= WHAT YOU HAVE TO DO =
The answer should be one number: the count of lines in the listing below with "true" in them.

━━━ PROVIDED ENTRIES ━━━

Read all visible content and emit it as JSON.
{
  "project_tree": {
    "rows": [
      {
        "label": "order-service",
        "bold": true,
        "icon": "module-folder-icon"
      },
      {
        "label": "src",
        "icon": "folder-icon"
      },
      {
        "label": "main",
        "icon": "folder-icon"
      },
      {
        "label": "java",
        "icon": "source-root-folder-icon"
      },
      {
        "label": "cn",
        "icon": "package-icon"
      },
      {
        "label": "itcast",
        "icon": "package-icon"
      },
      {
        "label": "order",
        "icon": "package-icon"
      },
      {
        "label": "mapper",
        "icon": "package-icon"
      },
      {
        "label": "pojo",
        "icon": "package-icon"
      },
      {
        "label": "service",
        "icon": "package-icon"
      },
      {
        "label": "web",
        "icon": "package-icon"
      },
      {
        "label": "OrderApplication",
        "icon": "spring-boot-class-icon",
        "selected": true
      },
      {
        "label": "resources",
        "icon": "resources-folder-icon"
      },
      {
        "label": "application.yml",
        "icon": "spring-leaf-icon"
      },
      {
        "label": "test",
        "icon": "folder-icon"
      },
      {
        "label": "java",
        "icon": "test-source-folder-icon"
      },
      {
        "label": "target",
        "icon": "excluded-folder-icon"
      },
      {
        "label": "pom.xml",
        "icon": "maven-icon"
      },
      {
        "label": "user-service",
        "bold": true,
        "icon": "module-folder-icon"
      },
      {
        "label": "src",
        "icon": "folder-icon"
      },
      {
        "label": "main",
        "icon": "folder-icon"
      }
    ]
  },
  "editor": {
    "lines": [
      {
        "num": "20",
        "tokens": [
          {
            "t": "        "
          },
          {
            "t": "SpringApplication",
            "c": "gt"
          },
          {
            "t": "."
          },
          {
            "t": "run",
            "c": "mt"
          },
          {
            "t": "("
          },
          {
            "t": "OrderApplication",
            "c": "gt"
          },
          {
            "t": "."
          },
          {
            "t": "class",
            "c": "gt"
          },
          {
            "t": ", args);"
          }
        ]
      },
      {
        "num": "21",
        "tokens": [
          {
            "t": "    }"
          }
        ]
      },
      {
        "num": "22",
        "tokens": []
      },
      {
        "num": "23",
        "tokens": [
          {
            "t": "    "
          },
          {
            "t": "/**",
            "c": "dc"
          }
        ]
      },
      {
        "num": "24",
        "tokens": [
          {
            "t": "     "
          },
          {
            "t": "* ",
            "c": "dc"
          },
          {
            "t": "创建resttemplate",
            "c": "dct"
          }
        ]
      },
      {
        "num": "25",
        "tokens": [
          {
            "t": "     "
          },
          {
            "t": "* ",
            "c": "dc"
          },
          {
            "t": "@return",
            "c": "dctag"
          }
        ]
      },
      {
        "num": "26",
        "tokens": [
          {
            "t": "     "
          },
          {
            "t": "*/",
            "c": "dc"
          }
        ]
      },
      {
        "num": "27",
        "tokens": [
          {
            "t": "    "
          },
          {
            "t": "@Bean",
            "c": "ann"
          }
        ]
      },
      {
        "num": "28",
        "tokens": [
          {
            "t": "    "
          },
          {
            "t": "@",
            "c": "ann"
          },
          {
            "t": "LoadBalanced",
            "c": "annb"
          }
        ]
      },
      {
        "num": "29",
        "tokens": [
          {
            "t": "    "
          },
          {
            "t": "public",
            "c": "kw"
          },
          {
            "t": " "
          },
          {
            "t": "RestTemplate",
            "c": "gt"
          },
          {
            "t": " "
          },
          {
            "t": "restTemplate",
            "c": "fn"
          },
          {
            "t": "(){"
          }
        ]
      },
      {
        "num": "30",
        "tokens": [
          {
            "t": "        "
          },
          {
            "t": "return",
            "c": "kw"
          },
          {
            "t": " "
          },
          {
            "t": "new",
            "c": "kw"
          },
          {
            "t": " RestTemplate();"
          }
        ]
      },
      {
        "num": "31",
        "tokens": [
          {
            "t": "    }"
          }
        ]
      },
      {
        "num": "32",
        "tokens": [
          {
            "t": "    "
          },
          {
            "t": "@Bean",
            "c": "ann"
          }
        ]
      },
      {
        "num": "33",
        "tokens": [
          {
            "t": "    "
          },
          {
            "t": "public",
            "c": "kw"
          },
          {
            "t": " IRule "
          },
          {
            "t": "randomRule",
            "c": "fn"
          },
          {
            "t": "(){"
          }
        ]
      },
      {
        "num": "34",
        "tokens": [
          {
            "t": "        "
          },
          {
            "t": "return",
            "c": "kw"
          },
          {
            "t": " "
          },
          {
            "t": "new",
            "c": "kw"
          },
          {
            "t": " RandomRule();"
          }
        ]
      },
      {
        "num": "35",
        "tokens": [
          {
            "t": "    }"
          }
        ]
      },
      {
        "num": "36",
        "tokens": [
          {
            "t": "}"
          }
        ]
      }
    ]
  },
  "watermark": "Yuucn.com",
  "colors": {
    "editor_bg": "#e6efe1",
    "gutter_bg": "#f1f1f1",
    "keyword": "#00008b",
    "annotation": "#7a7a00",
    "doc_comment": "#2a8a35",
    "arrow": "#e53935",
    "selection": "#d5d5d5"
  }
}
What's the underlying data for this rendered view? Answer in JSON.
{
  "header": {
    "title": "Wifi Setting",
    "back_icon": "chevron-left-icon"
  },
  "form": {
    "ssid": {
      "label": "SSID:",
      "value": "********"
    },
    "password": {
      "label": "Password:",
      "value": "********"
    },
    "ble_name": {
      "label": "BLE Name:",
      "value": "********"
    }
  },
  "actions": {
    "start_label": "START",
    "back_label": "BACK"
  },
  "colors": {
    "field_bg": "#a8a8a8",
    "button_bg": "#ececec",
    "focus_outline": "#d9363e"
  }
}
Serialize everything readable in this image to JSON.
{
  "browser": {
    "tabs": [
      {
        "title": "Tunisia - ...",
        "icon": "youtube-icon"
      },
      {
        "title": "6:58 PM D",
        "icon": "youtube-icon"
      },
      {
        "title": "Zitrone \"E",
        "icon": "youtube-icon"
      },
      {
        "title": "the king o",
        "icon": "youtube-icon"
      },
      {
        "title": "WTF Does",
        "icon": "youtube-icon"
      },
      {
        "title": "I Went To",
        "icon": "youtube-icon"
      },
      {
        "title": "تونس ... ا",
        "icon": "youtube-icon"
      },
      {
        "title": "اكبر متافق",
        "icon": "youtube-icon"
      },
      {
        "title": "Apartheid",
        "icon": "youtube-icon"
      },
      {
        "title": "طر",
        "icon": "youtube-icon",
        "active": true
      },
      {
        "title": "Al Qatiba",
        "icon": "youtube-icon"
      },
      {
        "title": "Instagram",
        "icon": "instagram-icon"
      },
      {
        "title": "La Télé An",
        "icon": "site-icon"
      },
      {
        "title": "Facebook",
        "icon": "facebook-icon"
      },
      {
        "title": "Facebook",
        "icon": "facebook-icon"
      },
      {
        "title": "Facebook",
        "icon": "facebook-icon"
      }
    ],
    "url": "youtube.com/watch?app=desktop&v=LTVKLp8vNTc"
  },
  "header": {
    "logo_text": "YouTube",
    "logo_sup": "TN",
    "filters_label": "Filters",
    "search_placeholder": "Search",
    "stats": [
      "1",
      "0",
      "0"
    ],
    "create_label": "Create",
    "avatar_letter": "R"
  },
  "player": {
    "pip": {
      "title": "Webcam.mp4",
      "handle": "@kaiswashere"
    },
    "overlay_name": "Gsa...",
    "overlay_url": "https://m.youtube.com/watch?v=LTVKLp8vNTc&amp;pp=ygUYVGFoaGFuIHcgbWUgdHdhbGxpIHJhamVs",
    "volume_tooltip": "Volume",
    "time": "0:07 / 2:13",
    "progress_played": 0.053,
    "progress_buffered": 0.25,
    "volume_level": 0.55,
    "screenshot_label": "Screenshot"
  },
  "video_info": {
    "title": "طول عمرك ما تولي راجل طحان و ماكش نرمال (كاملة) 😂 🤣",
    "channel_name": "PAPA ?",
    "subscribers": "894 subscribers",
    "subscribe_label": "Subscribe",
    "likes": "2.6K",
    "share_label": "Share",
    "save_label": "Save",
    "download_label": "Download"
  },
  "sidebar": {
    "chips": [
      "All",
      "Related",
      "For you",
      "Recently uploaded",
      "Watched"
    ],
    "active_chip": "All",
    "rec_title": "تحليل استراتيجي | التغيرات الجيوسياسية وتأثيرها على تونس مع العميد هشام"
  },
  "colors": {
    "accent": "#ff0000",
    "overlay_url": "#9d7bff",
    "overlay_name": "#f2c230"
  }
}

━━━

= RESULT BELOW =
4